Year of Publication
Doctor of Philosophy (PhD)
Arts and Sciences
Dr. Theodore Schatzki
The fact-value distinction has structured and still structures ongoing debates in metaethics, and all of the major positions in the field (expressivism, cognitivist realism, and moral error theory) subscribe to it. In contrast, I claim that the fact-value distinction is a contingent product of our intellectual history and a prime object for questioning. The most forceful reason for rejecting the distinction is that it presupposes a problematic understanding of the subject-object divide whereby one tends to view humans as the sole source of normativity in the world. My dissertation aims to disclose the background against which human ethical praxis is widely seen as a unique and special phenomenon among other phenomena.
I show that ethical norms, as delimited by utilitarianism, deontology, virtue ethics, etc., derive from an originary proto-ethical normativity at the heart of the real itself. Every object, human and nonhuman, presents itself as a bottomless series of cues or conditions of appropriateness that determine adequate and inadequate ways of relating to it. That is, objects demand something from other objects if they are to be related to; they condition other objects by soliciting a change in disposition, perception, or sense, and for this reason are sources of normativity in and unto themselves. Ethical norms, or values, are the human expression of the adequacy conditions with which all objects show themselves.

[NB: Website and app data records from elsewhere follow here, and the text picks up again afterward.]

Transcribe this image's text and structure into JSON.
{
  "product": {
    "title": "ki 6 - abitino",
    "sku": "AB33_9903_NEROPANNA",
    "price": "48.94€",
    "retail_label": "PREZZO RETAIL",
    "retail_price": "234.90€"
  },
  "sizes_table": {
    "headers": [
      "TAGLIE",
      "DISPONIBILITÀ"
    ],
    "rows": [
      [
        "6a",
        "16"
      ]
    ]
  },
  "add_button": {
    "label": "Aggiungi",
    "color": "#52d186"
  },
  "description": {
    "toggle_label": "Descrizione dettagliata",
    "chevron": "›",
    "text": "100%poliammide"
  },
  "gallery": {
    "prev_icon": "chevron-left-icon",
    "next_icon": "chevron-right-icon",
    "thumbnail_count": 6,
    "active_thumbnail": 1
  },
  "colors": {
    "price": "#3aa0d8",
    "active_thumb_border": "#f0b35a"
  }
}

In the post-Kantian landscape it is widely thought that human finitude constitutes the origin of ethical norms. Consequently, the world is divided up into morally relevant agents (humans) on one side, and everything else on the other. Adopting a deflationary view of agency, I argue that human-human and human-world relations differ from other relations in degree rather than kind. Thus, instead of a fact-value distinction, value is inextricably bound up with the factual itself. The critical upshot of my project is that traditional subject-oriented ethical theories have served to conceal the real demands of non-human objects (such as animals, plants, microorganisms, and artificially intelligent machines) in favor of specifically human interests. Such theories have also been leveraged frequently in exclusionary practices with respect to different groups within the human community (e.g. women and those of non-European descent) based on arbitrary criteria or principles.
Digital Object Identifier (DOI)
Harmon, Justin L., "The Normative Architecture of Reality: Towards an Object-Oriented Ethics" (2016). Theses and Dissertations--Philosophy. 9.